__WORK TO COMPLETE__
What lines of the data hold the string "children"? Pull each one out.

RECORDS TO PROCESS: Begin

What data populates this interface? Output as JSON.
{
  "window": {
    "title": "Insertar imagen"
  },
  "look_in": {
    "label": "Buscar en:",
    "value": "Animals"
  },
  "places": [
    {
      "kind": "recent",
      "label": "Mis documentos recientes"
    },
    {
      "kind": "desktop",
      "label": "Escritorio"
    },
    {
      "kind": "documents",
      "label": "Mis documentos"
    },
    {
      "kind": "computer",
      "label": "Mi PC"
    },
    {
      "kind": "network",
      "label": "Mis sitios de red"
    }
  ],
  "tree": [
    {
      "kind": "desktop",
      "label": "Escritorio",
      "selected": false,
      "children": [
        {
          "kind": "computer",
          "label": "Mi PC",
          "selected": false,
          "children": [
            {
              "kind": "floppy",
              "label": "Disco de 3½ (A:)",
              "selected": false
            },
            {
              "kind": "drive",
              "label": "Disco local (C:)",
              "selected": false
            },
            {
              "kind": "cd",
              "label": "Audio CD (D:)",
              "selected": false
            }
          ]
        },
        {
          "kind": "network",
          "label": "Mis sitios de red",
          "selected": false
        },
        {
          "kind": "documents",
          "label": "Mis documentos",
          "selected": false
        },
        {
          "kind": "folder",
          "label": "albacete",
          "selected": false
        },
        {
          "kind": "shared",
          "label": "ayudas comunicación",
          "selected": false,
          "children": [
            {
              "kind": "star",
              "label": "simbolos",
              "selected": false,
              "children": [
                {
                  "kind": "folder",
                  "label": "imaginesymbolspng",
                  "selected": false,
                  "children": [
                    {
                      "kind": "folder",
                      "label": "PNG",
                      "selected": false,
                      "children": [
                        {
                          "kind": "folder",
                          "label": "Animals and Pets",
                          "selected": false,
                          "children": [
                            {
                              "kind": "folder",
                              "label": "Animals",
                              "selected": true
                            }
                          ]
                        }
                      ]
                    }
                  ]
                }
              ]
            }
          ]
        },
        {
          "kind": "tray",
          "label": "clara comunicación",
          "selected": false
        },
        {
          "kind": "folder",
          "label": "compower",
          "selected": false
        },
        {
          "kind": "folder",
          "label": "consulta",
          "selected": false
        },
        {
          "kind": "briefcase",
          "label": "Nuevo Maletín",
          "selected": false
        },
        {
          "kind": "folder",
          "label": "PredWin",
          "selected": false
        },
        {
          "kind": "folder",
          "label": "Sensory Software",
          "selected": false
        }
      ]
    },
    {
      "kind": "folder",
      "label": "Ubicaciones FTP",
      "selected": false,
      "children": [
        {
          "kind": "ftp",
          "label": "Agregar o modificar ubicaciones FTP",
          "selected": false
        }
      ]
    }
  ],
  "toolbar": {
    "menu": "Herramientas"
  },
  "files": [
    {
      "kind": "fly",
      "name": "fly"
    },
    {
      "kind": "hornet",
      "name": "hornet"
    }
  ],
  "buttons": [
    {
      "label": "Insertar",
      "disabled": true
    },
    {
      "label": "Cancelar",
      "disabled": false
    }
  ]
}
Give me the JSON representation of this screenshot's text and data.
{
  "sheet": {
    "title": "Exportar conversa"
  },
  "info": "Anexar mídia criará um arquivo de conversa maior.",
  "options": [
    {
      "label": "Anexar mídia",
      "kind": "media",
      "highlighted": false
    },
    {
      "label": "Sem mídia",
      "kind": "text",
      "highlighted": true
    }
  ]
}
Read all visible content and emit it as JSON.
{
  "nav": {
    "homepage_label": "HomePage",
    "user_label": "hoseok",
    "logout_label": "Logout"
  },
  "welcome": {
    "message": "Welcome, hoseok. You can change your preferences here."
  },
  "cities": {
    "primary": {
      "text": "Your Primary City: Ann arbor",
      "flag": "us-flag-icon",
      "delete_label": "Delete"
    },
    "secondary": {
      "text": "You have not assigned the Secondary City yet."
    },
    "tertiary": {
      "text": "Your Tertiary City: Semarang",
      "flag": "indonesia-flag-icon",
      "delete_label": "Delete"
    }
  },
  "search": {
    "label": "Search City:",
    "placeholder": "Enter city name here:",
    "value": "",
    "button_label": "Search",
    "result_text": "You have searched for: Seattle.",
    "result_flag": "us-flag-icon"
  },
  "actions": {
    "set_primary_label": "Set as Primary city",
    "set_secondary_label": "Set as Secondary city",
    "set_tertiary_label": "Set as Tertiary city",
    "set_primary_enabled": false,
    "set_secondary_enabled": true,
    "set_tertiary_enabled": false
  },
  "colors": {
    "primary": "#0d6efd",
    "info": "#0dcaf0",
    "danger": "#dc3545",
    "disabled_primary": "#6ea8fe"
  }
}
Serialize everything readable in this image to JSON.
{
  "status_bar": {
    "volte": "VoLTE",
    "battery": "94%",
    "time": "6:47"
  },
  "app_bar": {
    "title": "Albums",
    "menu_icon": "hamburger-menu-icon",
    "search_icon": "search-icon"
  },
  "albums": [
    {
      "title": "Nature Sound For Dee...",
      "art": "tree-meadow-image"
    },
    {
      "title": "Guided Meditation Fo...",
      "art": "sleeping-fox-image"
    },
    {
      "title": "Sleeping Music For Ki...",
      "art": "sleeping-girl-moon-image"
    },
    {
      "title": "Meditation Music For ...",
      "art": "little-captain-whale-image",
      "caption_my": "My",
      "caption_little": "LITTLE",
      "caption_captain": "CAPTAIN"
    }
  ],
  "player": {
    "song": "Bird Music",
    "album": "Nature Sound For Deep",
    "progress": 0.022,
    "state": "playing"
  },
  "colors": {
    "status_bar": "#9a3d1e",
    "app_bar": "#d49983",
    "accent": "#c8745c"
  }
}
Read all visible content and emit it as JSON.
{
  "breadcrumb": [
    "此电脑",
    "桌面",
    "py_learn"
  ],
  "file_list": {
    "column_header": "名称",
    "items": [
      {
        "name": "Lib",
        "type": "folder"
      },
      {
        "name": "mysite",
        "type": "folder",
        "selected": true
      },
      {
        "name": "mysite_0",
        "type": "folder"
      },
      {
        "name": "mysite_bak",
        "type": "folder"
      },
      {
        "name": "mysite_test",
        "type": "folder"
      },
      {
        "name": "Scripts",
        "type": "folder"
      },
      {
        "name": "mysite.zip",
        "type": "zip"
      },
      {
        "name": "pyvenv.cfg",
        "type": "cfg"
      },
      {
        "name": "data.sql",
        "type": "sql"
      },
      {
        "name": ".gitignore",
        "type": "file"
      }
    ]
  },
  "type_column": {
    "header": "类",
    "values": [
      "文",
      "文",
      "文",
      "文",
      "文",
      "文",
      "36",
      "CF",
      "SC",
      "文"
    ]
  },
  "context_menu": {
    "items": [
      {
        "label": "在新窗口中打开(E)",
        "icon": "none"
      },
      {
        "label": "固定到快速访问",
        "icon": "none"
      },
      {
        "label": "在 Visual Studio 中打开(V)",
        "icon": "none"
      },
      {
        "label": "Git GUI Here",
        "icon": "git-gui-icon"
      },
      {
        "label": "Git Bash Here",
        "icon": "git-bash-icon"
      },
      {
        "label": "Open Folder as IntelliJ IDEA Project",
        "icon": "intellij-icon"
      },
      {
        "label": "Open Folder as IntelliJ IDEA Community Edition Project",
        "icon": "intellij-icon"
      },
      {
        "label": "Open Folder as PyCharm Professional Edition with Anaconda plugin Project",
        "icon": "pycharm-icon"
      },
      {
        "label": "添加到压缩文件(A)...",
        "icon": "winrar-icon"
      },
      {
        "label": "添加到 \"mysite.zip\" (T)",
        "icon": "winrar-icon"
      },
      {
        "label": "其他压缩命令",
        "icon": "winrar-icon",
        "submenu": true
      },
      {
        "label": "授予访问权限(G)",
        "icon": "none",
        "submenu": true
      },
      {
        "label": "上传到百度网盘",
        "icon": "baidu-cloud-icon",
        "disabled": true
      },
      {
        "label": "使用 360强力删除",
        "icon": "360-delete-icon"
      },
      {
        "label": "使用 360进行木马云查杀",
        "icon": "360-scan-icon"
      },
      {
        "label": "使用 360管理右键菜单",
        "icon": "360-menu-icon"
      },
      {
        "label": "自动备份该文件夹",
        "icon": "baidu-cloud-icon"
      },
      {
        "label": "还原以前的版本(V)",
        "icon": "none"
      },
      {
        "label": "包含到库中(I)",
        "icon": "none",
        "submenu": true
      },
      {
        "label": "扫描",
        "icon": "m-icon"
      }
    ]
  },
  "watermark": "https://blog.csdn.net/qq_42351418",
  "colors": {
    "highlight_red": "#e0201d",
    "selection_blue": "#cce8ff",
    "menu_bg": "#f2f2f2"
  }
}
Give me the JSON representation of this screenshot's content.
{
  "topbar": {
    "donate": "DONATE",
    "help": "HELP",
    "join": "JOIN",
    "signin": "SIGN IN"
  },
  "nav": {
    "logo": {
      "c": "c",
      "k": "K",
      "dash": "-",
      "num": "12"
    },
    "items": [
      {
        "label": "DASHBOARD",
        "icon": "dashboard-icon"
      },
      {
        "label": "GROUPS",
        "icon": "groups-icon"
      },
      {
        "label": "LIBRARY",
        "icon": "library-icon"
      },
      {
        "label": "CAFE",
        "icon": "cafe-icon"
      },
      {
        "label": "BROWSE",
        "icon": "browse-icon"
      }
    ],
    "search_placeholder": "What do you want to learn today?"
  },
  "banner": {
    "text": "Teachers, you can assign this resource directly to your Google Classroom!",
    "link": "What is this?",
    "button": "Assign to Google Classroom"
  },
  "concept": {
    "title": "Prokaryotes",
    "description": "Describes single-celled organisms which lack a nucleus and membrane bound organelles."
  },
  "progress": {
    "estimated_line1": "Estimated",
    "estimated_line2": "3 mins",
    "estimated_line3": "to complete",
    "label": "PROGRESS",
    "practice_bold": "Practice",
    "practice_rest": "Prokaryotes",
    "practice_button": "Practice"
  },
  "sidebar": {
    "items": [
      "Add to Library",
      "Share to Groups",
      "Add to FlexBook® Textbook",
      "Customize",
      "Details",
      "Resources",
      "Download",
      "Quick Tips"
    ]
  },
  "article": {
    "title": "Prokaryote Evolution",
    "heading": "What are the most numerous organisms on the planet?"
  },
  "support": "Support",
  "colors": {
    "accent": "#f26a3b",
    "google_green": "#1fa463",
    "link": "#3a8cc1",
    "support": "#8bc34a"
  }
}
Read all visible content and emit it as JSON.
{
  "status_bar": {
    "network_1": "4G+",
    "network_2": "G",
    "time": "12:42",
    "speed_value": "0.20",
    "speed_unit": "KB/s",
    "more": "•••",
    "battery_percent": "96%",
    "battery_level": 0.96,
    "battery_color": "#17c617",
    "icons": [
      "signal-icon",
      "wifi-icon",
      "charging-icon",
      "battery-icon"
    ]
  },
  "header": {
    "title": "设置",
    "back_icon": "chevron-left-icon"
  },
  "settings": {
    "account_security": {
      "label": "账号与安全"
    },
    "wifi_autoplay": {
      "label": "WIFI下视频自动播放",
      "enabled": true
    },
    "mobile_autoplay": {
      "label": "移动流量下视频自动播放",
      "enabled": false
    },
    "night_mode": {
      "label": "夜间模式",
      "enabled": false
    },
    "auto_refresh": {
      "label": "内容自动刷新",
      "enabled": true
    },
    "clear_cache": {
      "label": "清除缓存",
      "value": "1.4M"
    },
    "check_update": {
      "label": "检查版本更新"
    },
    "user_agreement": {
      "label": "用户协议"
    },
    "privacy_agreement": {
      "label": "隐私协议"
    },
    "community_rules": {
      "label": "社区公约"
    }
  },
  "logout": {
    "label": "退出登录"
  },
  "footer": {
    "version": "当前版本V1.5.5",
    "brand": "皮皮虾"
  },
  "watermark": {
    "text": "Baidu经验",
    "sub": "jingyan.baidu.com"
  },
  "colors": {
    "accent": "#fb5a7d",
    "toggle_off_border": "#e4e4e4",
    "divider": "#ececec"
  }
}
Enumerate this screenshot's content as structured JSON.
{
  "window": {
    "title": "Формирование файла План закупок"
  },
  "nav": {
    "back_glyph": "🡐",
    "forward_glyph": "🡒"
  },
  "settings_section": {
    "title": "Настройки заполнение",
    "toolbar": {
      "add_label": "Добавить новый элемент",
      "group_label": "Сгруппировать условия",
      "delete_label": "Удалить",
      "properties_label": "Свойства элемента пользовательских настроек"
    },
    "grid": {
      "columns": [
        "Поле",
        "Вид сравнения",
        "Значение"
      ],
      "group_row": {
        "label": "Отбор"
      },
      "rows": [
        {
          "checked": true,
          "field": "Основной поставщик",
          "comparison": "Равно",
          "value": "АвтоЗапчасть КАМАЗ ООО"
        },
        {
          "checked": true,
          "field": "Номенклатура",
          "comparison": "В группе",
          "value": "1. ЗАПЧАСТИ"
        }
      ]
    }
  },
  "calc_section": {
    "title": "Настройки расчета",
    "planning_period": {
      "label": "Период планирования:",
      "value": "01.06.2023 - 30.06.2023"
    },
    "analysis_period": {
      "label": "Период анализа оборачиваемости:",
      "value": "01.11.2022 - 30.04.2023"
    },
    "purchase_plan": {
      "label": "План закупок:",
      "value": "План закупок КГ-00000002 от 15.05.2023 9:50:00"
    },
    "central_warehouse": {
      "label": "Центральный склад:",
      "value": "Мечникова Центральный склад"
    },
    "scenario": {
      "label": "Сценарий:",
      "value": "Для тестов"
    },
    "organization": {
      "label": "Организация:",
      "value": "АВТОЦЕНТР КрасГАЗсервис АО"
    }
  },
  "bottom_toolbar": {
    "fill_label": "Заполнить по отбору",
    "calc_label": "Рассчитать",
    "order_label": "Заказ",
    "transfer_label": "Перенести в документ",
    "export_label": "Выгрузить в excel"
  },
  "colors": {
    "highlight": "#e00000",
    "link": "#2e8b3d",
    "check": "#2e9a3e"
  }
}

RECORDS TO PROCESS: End

__RESPONSE TO THIS TASK__
      "children": [
          "children": [
          "children": [
              "children": [
                  "children": [
                      "children": [
                          "children": [
      "children": [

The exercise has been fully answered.